The Nile River
The ancient world's advanced civilizations developed and fell into disrepair in the Nile River basin, which makes up around one-tenth of the continent's surface area. People who were among the first to cultivate agricultural skills and plough use lived on the banks of the river.
The extreme contrast between the fertile Nile Valley and its delta and the dry wastelands that surround them has influenced the region's character and history.
Nile River Valley is shaped like a lotus flower, which was an ancient Egyptian emblem for the renewal of life. The triangle-shaped delta is the flower, the long, thin river valley is the stem, and the Fayyum Region is a bud. It includes places like Luxor and Aswan, and is deserving of its title as the largest open-air museum in the world because it is home to thousands of monuments.
It's better to be selective when visiting the Valley and blend sightseeing with river felucca rides, exploring bazaars and camel markets, and going to the occasional moulid. Most tourists are successful in doing this by travelling directly to Upper Egypt, stopping in Luxor or Aswan by train or aeroplane, and then taking day trips to the attractions nearby. Of these, the cult temple at Edfu is among the most popular. They also explore the New Kingdom temples and tombs of Karnak and the Theban Necropolis from Luxor.

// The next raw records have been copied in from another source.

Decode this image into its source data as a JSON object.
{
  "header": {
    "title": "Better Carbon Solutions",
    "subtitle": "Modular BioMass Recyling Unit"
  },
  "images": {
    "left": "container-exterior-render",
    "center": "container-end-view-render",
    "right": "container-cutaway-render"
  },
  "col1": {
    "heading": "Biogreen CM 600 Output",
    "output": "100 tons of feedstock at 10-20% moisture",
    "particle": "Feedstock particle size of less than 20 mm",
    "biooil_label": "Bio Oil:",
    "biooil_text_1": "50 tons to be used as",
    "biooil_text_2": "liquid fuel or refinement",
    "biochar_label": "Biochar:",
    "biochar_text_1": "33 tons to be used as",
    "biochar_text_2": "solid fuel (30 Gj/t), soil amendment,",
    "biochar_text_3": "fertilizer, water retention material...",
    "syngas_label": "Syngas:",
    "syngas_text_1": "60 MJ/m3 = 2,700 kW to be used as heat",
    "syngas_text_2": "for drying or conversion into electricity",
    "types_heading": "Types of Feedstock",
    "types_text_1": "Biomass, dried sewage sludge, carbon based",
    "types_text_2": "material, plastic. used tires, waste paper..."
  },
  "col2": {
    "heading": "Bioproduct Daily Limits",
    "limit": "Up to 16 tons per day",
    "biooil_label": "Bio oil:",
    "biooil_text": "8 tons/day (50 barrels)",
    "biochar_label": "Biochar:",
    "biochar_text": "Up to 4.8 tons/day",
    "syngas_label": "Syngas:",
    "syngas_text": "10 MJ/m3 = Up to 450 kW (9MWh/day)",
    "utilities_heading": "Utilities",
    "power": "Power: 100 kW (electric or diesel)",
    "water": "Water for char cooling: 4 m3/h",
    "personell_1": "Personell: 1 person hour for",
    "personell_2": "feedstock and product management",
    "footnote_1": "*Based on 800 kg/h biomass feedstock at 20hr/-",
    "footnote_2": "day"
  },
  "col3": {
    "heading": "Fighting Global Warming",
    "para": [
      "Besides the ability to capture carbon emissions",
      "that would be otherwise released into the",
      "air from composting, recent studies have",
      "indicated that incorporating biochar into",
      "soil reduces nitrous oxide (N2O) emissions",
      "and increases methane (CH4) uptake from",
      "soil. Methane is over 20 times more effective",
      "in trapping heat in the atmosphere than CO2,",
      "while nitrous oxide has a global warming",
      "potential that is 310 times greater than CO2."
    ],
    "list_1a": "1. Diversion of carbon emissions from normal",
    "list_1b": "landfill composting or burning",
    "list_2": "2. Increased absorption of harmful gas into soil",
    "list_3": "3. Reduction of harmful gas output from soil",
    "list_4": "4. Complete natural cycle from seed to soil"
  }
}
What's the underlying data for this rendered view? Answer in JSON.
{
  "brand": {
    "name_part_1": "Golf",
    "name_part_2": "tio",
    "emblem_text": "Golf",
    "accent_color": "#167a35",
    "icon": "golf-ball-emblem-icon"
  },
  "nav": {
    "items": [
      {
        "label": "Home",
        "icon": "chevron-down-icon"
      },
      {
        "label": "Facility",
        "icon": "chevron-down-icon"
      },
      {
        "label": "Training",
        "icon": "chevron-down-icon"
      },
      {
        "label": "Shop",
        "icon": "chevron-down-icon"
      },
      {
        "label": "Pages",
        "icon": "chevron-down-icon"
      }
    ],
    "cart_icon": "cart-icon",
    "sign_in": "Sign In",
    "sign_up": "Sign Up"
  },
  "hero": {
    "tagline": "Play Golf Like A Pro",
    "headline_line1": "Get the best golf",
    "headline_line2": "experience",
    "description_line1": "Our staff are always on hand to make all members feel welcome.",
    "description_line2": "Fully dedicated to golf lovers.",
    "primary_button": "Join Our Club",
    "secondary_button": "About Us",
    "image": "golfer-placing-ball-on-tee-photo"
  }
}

Middle Egypt, located farther north, is best renowned for its temples at Abydos and Dendara, but intrepid tourists can also explore Beni Hassan's tombs and the remnants of Akhenaten's palace at Tell el-Amarna.
Cairo 15662 Egypt